[What the task requires] Below are records; work out how many of their lines contain "title" and give only that number.

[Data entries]

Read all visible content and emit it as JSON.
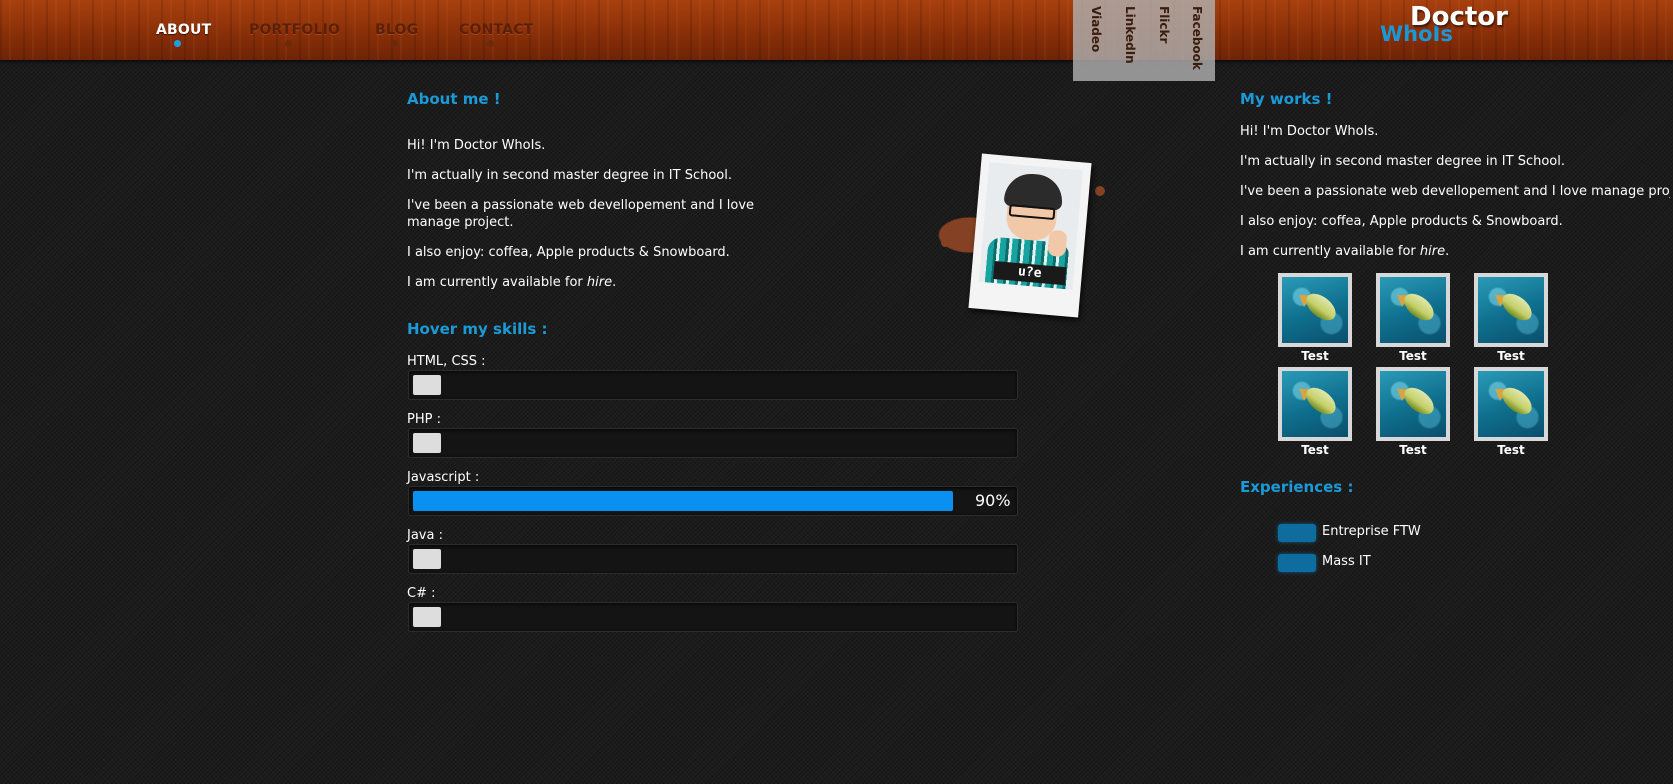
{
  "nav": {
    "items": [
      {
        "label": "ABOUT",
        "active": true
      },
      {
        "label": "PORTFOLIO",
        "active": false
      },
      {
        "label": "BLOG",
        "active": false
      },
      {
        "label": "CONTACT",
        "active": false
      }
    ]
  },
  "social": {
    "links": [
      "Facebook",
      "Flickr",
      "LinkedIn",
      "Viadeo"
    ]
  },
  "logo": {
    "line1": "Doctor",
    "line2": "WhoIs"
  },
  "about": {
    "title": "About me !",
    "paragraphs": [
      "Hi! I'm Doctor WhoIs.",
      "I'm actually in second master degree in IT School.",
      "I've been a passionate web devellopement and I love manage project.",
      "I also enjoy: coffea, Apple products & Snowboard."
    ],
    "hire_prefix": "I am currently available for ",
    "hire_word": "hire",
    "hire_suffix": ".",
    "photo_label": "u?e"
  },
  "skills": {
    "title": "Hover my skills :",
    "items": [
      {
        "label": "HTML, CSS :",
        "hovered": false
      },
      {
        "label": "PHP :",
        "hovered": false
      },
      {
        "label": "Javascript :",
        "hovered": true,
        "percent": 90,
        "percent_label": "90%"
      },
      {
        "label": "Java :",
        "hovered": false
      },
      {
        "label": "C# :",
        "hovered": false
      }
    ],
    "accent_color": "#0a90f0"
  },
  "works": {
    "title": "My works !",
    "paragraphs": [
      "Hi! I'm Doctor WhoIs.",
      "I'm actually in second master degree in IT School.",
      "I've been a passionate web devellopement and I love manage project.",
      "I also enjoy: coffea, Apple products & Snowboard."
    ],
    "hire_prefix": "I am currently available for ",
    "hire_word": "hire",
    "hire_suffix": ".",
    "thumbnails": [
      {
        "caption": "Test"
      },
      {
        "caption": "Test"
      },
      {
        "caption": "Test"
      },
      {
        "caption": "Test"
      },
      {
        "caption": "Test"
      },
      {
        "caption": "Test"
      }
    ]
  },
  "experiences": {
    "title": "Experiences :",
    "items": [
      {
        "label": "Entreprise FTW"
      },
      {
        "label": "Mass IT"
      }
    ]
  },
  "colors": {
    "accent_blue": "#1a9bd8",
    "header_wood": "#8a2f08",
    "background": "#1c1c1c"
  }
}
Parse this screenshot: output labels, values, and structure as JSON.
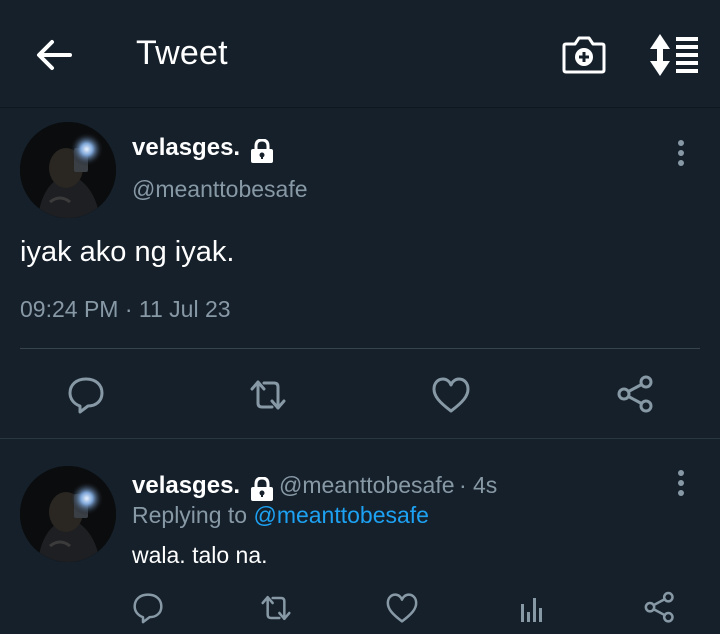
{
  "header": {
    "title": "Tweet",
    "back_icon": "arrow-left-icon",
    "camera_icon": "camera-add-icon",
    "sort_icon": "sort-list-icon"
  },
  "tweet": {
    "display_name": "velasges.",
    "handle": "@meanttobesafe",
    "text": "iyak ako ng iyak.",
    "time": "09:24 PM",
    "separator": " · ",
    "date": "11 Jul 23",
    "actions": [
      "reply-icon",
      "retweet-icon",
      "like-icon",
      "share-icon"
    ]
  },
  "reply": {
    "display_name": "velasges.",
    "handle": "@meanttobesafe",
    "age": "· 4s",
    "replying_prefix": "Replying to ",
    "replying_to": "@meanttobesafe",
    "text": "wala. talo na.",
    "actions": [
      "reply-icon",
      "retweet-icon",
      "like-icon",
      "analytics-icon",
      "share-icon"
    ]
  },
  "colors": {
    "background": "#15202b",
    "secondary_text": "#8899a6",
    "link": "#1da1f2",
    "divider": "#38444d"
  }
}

[Your response] 5